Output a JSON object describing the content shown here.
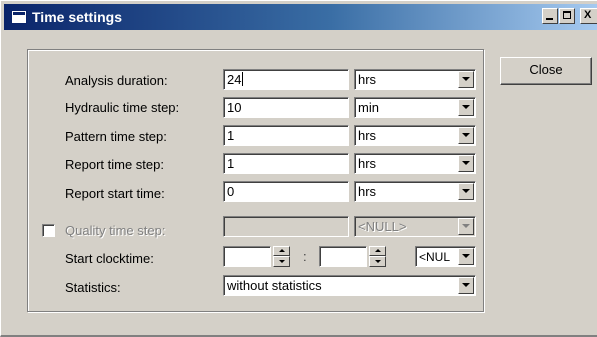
{
  "window": {
    "title": "Time settings",
    "controls": {
      "minimize": "_",
      "close": "X"
    }
  },
  "rows": {
    "analysis_duration": {
      "label": "Analysis duration:",
      "value": "24",
      "unit": "hrs"
    },
    "hydraulic_time_step": {
      "label": "Hydraulic time step:",
      "value": "10",
      "unit": "min"
    },
    "pattern_time_step": {
      "label": "Pattern time step:",
      "value": "1",
      "unit": "hrs"
    },
    "report_time_step": {
      "label": "Report time step:",
      "value": "1",
      "unit": "hrs"
    },
    "report_start_time": {
      "label": "Report start time:",
      "value": "0",
      "unit": "hrs"
    },
    "quality_time_step": {
      "label": "Quality time step:",
      "value": "",
      "unit": "<NULL>",
      "enabled": false,
      "checked": false
    }
  },
  "start_clocktime": {
    "label": "Start clocktime:",
    "hours": "",
    "separator": ":",
    "minutes": "",
    "ampm": "<NUL"
  },
  "statistics": {
    "label": "Statistics:",
    "value": "without statistics"
  },
  "buttons": {
    "close": "Close"
  },
  "icons": {
    "window": "window-icon",
    "dropdown": "chevron-down-icon",
    "spin_up": "spin-up-icon",
    "spin_down": "spin-down-icon"
  },
  "colors": {
    "title_start": "#0a246a",
    "title_end": "#a6caf0",
    "face": "#d4d0c8",
    "disabled_text": "#808080"
  }
}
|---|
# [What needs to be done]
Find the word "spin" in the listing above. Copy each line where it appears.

# [Result]
    "spin_up": "spin-up-icon",
    "spin_down": "spin-down-icon"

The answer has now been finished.